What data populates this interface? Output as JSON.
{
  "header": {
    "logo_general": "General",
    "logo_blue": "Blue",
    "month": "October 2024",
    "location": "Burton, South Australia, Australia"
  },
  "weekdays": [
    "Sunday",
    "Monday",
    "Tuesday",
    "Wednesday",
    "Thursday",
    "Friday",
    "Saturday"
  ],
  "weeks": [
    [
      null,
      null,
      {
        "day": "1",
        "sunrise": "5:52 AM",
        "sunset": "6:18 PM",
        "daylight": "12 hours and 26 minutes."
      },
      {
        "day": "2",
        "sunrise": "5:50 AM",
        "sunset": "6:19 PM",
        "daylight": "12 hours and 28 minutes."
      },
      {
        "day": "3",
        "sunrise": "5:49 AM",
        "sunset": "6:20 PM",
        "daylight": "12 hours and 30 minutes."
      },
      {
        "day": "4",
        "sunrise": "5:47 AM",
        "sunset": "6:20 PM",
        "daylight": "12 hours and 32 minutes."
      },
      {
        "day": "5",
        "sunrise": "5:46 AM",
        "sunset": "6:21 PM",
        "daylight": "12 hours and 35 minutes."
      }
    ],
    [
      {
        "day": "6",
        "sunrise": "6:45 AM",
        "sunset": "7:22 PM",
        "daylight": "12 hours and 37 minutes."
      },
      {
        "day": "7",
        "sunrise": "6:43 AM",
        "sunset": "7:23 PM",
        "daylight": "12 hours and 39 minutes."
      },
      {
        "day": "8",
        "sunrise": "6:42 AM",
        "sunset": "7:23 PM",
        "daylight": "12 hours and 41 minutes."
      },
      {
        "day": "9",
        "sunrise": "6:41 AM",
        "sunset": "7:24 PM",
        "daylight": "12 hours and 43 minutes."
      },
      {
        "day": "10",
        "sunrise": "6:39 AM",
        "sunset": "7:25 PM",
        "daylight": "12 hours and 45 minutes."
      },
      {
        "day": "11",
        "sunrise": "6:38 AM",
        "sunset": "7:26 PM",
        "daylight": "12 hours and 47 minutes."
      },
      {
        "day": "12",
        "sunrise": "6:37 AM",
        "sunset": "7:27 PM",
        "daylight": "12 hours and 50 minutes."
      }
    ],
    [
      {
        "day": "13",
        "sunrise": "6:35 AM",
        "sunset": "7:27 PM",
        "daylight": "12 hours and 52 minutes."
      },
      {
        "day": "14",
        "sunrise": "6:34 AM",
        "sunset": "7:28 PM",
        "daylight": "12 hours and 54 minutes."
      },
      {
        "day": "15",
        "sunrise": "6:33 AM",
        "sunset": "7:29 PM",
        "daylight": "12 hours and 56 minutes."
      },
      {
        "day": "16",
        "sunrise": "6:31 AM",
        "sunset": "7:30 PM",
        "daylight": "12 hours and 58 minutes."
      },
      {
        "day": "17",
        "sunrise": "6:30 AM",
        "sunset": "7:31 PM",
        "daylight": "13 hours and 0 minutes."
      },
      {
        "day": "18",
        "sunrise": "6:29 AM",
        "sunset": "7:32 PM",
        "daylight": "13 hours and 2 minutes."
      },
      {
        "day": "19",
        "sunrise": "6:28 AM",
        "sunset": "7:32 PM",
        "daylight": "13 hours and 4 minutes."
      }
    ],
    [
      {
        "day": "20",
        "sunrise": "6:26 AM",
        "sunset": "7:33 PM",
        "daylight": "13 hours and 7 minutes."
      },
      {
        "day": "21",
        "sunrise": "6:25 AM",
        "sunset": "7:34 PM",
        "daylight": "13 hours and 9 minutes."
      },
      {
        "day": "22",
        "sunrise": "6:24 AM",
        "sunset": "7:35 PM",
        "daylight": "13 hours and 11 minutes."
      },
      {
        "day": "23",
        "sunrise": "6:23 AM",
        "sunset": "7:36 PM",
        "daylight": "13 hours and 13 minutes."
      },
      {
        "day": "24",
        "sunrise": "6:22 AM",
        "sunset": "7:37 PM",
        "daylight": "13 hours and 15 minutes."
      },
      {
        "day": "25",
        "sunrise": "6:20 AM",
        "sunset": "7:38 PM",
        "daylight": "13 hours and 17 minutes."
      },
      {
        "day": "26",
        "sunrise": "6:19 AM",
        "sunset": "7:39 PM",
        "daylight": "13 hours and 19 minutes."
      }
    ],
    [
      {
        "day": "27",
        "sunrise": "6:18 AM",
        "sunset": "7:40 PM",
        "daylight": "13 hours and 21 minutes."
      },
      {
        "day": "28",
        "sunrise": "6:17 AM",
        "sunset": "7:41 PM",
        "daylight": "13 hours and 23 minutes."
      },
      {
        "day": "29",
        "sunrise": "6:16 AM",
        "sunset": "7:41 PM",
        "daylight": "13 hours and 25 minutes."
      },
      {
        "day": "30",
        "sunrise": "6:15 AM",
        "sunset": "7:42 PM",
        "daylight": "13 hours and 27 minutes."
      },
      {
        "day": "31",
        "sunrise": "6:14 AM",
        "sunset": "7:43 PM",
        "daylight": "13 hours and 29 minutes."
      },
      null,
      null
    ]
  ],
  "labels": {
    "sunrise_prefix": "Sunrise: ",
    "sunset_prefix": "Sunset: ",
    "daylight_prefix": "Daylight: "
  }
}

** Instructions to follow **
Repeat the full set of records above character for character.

** Result of this exercise **
What data populates this interface? Output as JSON.
{
  "header": {
    "logo_general": "General",
    "logo_blue": "Blue",
    "month": "October 2024",
    "location": "Burton, South Australia, Australia"
  },
  "weekdays": [
    "Sunday",
    "Monday",
    "Tuesday",
    "Wednesday",
    "Thursday",
    "Friday",
    "Saturday"
  ],
  "weeks": [
    [
      null,
      null,
      {
        "day": "1",
        "sunrise": "5:52 AM",
        "sunset": "6:18 PM",
        "daylight": "12 hours and 26 minutes."
      },
      {
        "day": "2",
        "sunrise": "5:50 AM",
        "sunset": "6:19 PM",
        "daylight": "12 hours and 28 minutes."
      },
      {
        "day": "3",
        "sunrise": "5:49 AM",
        "sunset": "6:20 PM",
        "daylight": "12 hours and 30 minutes."
      },
      {
        "day": "4",
        "sunrise": "5:47 AM",
        "sunset": "6:20 PM",
        "daylight": "12 hours and 32 minutes."
      },
      {
        "day": "5",
        "sunrise": "5:46 AM",
        "sunset": "6:21 PM",
        "daylight": "12 hours and 35 minutes."
      }
    ],
    [
      {
        "day": "6",
        "sunrise": "6:45 AM",
        "sunset": "7:22 PM",
        "daylight": "12 hours and 37 minutes."
      },
      {
        "day": "7",
        "sunrise": "6:43 AM",
        "sunset": "7:23 PM",
        "daylight": "12 hours and 39 minutes."
      },
      {
        "day": "8",
        "sunrise": "6:42 AM",
        "sunset": "7:23 PM",
        "daylight": "12 hours and 41 minutes."
      },
      {
        "day": "9",
        "sunrise": "6:41 AM",
        "sunset": "7:24 PM",
        "daylight": "12 hours and 43 minutes."
      },
      {
        "day": "10",
        "sunrise": "6:39 AM",
        "sunset": "7:25 PM",
        "daylight": "12 hours and 45 minutes."
      },
      {
        "day": "11",
        "sunrise": "6:38 AM",
        "sunset": "7:26 PM",
        "daylight": "12 hours and 47 minutes."
      },
      {
        "day": "12",
        "sunrise": "6:37 AM",
        "sunset": "7:27 PM",
        "daylight": "12 hours and 50 minutes."
      }
    ],
    [
      {
        "day": "13",
        "sunrise": "6:35 AM",
        "sunset": "7:27 PM",
        "daylight": "12 hours and 52 minutes."
      },
      {
        "day": "14",
        "sunrise": "6:34 AM",
        "sunset": "7:28 PM",
        "daylight": "12 hours and 54 minutes."
      },
      {
        "day": "15",
        "sunrise": "6:33 AM",
        "sunset": "7:29 PM",
        "daylight": "12 hours and 56 minutes."
      },
      {
        "day": "16",
        "sunrise": "6:31 AM",
        "sunset": "7:30 PM",
        "daylight": "12 hours and 58 minutes."
      },
      {
        "day": "17",
        "sunrise": "6:30 AM",
        "sunset": "7:31 PM",
        "daylight": "13 hours and 0 minutes."
      },
      {
        "day": "18",
        "sunrise": "6:29 AM",
        "sunset": "7:32 PM",
        "daylight": "13 hours and 2 minutes."
      },
      {
        "day": "19",
        "sunrise": "6:28 AM",
        "sunset": "7:32 PM",
        "daylight": "13 hours and 4 minutes."
      }
    ],
    [
      {
        "day": "20",
        "sunrise": "6:26 AM",
        "sunset": "7:33 PM",
        "daylight": "13 hours and 7 minutes."
      },
      {
        "day": "21",
        "sunrise": "6:25 AM",
        "sunset": "7:34 PM",
        "daylight": "13 hours and 9 minutes."
      },
      {
        "day": "22",
        "sunrise": "6:24 AM",
        "sunset": "7:35 PM",
        "daylight": "13 hours and 11 minutes."
      },
      {
        "day": "23",
        "sunrise": "6:23 AM",
        "sunset": "7:36 PM",
        "daylight": "13 hours and 13 minutes."
      },
      {
        "day": "24",
        "sunrise": "6:22 AM",
        "sunset": "7:37 PM",
        "daylight": "13 hours and 15 minutes."
      },
      {
        "day": "25",
        "sunrise": "6:20 AM",
        "sunset": "7:38 PM",
        "daylight": "13 hours and 17 minutes."
      },
      {
        "day": "26",
        "sunrise": "6:19 AM",
        "sunset": "7:39 PM",
        "daylight": "13 hours and 19 minutes."
      }
    ],
    [
      {
        "day": "27",
        "sunrise": "6:18 AM",
        "sunset": "7:40 PM",
        "daylight": "13 hours and 21 minutes."
      },
      {
        "day": "28",
        "sunrise": "6:17 AM",
        "sunset": "7:41 PM",
        "daylight": "13 hours and 23 minutes."
      },
      {
        "day": "29",
        "sunrise": "6:16 AM",
        "sunset": "7:41 PM",
        "daylight": "13 hours and 25 minutes."
      },
      {
        "day": "30",
        "sunrise": "6:15 AM",
        "sunset": "7:42 PM",
        "daylight": "13 hours and 27 minutes."
      },
      {
        "day": "31",
        "sunrise": "6:14 AM",
        "sunset": "7:43 PM",
        "daylight": "13 hours and 29 minutes."
      },
      null,
      null
    ]
  ],
  "labels": {
    "sunrise_prefix": "Sunrise: ",
    "sunset_prefix": "Sunset: ",
    "daylight_prefix": "Daylight: "
  }
}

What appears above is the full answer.